A Place for Care: Care, Citizenship and Boundary work in stillborn Burial in Israel
Shvat Eilat (Tel Aviv University)
Paper short abstract:
keywords: Ethics of care, Citizenship, Body Politics, Motherhood, Boundary work.
Paper long abstract:
Care is usually seen as a practice or action directed towards a living being or a group of people. When there is a demand for state's care and protection, we tend to think about welfare systems or different categories of citizens or "non- citizens". But what happens when the state doesn't "care" for a certain category of being? And how can these categories be perceived within state logic on the one hand, and challenged by the "border beings" they have created on the other hand?

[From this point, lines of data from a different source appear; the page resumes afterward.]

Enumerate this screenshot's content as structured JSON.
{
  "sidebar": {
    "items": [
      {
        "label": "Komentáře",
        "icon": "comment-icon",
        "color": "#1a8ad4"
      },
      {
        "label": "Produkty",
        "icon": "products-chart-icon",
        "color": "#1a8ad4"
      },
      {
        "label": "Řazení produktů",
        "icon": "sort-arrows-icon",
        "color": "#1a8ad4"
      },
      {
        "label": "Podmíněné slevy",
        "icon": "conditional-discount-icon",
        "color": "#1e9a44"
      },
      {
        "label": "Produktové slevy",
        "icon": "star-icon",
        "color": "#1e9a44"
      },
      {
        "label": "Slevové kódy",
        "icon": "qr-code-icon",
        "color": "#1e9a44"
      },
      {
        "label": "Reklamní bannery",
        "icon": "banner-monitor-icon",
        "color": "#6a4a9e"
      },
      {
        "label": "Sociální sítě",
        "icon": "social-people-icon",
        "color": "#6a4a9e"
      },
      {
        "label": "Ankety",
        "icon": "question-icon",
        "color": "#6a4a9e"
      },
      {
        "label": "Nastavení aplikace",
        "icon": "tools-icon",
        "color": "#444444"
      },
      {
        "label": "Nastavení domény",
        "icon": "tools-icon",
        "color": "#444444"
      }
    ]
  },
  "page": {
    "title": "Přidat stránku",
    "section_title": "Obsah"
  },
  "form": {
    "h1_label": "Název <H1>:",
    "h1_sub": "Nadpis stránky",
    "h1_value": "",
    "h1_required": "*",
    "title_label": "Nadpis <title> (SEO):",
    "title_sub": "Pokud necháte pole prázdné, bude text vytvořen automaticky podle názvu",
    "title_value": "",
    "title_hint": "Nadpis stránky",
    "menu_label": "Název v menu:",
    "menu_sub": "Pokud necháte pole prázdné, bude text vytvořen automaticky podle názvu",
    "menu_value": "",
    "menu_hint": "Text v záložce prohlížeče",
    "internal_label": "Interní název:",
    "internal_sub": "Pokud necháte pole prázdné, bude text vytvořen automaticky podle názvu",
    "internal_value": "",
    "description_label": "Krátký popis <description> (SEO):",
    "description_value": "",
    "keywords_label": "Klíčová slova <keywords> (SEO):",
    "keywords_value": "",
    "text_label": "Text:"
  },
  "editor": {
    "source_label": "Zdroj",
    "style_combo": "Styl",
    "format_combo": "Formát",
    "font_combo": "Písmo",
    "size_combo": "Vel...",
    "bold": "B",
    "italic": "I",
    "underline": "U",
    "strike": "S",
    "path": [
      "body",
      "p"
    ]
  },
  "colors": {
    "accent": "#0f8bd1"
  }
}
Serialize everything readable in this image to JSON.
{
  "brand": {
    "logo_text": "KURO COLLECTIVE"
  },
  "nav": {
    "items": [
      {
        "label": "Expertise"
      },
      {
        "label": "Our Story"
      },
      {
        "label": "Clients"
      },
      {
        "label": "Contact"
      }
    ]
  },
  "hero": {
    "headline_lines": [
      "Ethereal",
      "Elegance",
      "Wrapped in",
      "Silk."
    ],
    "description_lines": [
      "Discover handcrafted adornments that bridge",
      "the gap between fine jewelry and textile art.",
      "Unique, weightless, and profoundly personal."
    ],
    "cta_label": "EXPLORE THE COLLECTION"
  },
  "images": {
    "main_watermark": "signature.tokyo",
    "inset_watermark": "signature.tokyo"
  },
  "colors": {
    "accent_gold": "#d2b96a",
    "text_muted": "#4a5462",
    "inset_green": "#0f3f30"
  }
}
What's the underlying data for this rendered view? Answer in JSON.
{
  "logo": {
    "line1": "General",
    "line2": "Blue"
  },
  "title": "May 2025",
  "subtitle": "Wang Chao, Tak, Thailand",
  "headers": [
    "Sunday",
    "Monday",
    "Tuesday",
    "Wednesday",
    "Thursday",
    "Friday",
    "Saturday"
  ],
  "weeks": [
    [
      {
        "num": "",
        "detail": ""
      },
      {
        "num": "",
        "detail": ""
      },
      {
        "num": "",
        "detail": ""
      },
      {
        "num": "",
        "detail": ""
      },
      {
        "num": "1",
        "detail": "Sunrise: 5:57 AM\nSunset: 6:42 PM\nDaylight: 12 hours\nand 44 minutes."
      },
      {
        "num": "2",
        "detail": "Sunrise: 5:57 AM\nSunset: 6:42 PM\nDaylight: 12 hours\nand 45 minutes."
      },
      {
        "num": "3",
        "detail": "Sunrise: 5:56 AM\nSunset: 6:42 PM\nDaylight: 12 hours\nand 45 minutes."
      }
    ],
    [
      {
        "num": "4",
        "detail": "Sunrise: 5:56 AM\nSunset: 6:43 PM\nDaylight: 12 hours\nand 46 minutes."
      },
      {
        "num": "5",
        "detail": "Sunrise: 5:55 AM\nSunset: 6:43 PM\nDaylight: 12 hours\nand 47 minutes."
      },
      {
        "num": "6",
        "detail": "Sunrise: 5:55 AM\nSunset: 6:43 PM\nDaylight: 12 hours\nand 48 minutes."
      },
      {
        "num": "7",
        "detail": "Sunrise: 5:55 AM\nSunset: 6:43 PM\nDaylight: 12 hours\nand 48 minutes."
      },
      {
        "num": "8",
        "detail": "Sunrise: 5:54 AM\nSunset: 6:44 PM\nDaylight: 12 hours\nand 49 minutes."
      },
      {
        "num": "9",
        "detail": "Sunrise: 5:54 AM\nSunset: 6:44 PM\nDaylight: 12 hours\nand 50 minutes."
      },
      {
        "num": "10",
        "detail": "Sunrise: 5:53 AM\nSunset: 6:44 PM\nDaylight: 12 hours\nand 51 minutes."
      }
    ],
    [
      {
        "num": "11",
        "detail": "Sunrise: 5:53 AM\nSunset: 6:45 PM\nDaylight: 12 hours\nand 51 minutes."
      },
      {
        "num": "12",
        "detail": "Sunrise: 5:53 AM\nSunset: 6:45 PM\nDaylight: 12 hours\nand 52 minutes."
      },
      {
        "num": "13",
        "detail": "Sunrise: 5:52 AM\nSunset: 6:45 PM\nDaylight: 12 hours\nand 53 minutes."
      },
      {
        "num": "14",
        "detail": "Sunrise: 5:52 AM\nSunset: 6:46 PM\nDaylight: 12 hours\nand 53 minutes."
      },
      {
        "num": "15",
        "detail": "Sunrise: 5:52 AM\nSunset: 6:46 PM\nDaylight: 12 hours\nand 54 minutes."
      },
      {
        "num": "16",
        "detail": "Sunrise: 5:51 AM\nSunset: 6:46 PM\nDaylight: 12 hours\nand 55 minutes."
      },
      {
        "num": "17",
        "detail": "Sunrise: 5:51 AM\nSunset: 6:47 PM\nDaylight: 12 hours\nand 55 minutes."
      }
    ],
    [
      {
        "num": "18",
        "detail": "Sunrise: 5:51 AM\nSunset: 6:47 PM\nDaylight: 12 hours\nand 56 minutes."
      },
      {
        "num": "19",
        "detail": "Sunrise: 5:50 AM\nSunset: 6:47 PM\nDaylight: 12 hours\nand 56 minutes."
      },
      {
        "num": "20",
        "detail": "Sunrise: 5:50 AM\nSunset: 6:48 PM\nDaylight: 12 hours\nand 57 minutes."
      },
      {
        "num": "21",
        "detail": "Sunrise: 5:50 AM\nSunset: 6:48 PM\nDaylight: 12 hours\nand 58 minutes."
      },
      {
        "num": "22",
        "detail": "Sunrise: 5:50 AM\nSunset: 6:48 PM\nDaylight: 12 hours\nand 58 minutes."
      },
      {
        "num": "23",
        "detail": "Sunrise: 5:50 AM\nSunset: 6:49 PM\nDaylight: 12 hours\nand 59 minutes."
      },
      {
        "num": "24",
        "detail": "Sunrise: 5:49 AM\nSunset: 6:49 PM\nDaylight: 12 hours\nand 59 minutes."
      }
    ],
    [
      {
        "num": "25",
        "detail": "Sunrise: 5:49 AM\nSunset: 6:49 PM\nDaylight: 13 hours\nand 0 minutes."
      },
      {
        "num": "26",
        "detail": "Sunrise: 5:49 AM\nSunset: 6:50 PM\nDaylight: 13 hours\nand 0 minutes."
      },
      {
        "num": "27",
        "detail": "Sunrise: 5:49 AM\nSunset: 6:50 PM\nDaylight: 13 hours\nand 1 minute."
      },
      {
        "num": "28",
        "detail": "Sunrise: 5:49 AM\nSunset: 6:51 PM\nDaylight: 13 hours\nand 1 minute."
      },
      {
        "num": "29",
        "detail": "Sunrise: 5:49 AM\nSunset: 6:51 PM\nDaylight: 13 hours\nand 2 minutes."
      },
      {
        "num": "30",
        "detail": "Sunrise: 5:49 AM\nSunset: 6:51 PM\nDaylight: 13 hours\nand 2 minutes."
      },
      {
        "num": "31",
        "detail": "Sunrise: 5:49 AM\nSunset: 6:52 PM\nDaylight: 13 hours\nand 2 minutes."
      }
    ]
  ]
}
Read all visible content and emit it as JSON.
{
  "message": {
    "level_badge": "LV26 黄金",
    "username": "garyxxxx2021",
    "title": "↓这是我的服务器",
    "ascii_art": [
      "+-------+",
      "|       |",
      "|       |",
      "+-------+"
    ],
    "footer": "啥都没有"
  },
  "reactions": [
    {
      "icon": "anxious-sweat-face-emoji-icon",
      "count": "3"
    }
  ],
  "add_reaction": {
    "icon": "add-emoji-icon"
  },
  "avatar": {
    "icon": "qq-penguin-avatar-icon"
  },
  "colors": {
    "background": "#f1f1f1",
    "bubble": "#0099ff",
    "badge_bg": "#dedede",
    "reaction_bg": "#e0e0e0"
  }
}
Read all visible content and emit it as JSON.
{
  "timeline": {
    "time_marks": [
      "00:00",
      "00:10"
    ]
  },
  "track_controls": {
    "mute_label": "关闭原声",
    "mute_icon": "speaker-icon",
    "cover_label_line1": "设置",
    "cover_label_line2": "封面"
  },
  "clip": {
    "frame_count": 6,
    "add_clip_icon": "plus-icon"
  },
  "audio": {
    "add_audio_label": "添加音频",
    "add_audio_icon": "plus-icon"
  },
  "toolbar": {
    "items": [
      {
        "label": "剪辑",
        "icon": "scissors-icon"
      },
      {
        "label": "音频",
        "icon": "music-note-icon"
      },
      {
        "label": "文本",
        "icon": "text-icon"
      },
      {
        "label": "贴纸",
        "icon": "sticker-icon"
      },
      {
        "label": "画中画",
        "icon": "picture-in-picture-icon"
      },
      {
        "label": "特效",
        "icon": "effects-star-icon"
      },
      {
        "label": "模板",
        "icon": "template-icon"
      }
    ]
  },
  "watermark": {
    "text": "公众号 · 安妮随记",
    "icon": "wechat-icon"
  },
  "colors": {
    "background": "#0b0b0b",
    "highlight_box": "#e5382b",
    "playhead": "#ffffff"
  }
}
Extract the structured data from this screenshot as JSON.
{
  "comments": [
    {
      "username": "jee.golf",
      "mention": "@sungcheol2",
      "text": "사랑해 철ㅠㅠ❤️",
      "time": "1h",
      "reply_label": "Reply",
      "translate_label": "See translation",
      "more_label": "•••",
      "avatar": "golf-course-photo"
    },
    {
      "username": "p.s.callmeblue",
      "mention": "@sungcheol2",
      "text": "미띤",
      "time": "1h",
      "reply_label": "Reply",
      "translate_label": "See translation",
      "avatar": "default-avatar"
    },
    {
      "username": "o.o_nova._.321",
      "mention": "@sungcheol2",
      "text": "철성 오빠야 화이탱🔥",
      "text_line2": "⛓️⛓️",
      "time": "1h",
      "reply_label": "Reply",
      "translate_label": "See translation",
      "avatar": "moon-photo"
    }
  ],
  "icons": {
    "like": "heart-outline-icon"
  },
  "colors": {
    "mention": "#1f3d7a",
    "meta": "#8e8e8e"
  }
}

In my research, I interviewed a group of Jewish-Israeli women whose stillborns were buried in an unmarked mass grave. These women appealed to the District Court, demanding that the court denounces mass burial and will recognize the wrongs the mothers have suffered. I show how these mothers try to translocate state boundaries around "Body politic" categories of motherhood and citizenship. This is done within boundary work that makes use of the Israeli- Jewish state conceptions around honored burial, death hierarchies, "Kinship Ideologies" and the right to citizenship. These mothers position their claim deep within the Israeli- Jewish state logic of bodies worth of respect and honor. Making a place for their stillborns, and themselves as their mothers, is done by positioning the desired categories as integral to the Jewish- Israeli state. Through forms of suffering concerning the mass grave that the mothers present in their words, I will show how care can be reconstructed in places where it's primary means not always exist.
Silences of/and mobility: towards an anthropology of the unspoken and unspeakable